- To do
Report each line of the entries that contains the word "Сумма", copied in full.

── Information ──

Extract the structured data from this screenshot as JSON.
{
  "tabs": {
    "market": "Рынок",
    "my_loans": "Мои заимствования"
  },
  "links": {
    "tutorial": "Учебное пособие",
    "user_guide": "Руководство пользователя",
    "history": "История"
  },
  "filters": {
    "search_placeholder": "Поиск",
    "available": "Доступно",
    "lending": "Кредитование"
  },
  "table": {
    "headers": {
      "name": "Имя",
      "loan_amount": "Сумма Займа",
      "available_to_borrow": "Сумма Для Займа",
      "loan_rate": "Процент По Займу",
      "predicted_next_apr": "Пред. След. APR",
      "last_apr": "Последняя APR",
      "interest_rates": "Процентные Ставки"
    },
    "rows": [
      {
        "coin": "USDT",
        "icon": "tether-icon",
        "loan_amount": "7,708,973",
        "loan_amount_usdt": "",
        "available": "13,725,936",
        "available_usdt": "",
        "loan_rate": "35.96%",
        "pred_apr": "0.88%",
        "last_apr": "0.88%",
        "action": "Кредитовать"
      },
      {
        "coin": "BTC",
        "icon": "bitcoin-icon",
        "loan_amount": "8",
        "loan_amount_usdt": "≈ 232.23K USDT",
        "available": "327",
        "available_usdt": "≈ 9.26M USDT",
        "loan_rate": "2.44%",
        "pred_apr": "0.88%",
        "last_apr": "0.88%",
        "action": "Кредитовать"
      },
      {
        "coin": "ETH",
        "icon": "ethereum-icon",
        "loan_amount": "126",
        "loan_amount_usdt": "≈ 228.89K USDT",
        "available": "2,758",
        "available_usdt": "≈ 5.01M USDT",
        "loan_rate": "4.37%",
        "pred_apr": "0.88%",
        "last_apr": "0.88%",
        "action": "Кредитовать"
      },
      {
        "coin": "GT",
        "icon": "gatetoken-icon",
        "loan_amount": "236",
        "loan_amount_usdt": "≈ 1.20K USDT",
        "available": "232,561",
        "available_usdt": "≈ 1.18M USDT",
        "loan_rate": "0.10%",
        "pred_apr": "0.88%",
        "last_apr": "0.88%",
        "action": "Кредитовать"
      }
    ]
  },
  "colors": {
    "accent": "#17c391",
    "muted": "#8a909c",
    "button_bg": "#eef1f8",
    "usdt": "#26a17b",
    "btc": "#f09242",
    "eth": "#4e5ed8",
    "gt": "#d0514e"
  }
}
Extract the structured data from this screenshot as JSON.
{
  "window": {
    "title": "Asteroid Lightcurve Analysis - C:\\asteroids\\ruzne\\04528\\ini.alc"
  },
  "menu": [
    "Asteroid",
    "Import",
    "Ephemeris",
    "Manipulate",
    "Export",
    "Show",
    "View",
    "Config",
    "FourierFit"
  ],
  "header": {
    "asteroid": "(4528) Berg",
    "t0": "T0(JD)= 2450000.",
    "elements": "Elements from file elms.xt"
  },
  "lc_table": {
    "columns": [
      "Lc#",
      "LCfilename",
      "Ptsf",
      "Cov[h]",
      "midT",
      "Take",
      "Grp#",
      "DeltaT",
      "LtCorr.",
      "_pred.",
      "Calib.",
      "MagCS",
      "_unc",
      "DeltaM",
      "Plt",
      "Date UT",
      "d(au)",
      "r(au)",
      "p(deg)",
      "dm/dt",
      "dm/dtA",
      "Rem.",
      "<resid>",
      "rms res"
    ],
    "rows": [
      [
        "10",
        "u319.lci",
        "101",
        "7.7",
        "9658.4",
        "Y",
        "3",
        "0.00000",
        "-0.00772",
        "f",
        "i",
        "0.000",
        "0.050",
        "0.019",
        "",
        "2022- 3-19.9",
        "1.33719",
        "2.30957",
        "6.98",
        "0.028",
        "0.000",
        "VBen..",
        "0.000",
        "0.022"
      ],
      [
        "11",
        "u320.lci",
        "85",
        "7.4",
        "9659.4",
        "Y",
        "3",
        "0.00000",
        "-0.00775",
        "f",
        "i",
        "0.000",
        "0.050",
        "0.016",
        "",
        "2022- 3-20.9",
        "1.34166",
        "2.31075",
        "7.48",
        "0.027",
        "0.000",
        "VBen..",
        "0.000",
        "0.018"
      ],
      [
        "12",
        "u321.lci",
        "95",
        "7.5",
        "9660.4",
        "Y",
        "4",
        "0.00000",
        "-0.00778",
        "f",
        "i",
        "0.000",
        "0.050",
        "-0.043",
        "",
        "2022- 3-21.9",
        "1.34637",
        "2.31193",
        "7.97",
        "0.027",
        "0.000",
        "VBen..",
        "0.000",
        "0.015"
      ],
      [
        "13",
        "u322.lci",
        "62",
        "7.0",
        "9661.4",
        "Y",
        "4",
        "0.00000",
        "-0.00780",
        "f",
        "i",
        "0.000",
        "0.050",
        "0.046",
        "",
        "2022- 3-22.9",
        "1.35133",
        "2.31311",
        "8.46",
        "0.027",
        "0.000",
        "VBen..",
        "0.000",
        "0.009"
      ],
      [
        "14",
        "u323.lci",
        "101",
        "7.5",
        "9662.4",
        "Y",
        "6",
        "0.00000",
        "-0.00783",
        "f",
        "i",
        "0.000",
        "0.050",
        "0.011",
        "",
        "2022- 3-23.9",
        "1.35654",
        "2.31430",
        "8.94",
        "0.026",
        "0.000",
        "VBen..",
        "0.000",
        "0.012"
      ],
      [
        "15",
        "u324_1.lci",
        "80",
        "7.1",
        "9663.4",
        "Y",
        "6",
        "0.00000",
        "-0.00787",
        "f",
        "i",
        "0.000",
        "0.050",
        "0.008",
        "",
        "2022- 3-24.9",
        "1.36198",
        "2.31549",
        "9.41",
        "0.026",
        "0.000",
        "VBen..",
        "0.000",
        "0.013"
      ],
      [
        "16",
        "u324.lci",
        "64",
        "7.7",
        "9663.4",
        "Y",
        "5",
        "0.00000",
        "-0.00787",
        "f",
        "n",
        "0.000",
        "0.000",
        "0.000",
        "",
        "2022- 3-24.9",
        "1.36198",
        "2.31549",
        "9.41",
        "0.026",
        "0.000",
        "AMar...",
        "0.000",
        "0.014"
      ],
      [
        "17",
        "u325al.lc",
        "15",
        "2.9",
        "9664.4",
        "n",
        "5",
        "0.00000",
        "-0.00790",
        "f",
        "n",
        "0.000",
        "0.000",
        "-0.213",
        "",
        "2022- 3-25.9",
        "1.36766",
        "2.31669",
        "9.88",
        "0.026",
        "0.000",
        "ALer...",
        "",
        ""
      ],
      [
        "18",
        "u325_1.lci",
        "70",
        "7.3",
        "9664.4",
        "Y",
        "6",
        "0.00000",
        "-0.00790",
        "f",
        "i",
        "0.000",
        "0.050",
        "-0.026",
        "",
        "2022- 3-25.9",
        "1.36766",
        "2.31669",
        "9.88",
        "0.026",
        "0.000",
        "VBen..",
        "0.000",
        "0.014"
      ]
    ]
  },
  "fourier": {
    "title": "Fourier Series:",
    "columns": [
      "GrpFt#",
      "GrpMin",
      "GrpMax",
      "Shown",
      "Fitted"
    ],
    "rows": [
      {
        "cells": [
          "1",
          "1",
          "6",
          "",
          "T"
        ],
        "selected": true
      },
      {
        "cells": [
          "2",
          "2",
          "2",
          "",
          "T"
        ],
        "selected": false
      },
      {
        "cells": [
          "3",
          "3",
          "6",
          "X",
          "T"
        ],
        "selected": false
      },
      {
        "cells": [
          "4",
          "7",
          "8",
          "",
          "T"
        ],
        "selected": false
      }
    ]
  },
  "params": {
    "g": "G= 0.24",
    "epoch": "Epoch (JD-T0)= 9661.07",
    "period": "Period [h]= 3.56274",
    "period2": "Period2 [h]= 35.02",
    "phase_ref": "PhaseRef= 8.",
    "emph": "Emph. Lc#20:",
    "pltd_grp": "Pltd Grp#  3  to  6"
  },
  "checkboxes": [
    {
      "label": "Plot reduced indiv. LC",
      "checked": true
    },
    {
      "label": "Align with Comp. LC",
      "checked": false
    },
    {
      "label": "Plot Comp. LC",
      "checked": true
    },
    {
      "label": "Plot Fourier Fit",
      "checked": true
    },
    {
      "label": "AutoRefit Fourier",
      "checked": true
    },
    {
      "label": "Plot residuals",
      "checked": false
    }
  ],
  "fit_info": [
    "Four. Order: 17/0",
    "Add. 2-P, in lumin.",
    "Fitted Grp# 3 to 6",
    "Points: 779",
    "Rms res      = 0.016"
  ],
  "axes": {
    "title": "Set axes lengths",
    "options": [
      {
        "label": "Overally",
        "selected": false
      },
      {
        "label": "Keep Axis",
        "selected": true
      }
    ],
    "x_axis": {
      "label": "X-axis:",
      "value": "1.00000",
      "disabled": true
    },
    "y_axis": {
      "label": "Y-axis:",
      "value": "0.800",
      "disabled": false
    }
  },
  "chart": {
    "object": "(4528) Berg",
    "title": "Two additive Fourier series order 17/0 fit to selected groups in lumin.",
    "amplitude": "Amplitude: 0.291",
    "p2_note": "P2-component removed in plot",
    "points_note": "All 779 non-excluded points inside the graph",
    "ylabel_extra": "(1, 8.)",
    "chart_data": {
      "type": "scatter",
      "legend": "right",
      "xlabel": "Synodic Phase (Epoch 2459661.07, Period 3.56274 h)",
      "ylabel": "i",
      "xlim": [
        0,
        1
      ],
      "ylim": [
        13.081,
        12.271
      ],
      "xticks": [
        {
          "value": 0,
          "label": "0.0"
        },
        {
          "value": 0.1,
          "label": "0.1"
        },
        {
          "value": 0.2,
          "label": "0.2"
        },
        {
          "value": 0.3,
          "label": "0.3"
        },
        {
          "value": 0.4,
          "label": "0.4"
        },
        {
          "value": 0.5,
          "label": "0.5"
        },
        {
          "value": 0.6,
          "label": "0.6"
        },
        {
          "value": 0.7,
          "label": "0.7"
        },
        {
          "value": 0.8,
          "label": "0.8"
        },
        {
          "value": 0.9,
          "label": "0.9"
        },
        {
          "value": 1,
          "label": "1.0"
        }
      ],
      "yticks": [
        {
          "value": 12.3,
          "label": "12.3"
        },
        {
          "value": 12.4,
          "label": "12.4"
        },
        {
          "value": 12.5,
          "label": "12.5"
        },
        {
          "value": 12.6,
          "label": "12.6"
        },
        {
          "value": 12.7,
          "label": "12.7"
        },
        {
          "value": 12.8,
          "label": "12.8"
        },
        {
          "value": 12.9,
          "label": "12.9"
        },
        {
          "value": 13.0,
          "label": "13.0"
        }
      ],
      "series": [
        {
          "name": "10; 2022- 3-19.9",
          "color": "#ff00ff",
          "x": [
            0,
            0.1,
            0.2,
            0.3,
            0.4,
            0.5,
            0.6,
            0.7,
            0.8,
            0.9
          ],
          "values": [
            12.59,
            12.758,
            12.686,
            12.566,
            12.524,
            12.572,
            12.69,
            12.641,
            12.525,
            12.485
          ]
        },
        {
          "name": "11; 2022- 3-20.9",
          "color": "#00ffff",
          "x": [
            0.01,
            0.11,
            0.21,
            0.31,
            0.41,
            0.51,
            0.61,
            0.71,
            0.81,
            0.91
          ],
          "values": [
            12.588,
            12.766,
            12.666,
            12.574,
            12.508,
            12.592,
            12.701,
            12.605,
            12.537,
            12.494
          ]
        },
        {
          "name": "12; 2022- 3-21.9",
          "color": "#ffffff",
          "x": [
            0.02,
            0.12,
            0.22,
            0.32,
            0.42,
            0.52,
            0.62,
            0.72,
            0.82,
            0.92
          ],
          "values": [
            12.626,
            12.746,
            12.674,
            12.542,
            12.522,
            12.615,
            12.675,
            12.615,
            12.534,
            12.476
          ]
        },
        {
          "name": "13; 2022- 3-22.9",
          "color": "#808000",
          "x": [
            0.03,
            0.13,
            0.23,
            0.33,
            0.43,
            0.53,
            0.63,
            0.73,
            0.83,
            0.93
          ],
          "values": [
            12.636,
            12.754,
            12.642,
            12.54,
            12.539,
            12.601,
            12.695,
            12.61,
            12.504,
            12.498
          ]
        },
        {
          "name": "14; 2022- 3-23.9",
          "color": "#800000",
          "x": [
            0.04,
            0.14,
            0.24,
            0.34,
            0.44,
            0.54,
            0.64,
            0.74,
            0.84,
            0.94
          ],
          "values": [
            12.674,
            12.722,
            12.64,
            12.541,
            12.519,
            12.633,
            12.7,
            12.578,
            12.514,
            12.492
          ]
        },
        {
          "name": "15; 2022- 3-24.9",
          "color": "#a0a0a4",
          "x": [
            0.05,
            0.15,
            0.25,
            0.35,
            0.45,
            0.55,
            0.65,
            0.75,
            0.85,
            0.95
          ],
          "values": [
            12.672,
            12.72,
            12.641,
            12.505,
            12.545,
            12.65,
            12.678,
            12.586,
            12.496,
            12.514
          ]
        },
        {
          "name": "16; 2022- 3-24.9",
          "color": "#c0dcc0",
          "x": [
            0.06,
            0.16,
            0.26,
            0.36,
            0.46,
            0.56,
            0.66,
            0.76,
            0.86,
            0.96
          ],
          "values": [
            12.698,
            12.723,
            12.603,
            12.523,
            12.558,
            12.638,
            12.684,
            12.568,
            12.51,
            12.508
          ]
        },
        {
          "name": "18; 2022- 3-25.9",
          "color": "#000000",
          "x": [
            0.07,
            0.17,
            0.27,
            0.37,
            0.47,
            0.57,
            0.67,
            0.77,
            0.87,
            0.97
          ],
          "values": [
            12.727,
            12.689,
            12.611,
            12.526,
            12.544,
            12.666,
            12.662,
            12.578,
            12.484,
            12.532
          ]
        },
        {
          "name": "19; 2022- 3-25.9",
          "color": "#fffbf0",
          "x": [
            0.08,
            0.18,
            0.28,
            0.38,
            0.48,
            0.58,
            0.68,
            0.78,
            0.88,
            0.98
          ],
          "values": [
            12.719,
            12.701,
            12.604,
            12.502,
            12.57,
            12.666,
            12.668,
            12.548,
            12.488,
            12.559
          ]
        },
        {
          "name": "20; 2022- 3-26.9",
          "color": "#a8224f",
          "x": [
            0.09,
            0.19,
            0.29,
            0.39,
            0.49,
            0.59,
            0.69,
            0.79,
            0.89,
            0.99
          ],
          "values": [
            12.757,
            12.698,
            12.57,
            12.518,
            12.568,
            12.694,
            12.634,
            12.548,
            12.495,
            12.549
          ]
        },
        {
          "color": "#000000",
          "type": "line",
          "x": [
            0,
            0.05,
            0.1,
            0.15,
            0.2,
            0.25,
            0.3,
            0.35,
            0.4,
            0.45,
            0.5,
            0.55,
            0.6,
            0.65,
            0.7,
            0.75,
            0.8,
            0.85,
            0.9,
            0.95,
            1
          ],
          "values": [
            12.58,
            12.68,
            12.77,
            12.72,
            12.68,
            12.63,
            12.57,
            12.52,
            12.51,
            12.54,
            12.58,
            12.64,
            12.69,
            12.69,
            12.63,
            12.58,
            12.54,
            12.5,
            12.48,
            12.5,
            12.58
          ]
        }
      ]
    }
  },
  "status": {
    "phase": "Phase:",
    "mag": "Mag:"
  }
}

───

- Answer
      "loan_amount": "Сумма Займа",
      "available_to_borrow": "Сумма Для Займа",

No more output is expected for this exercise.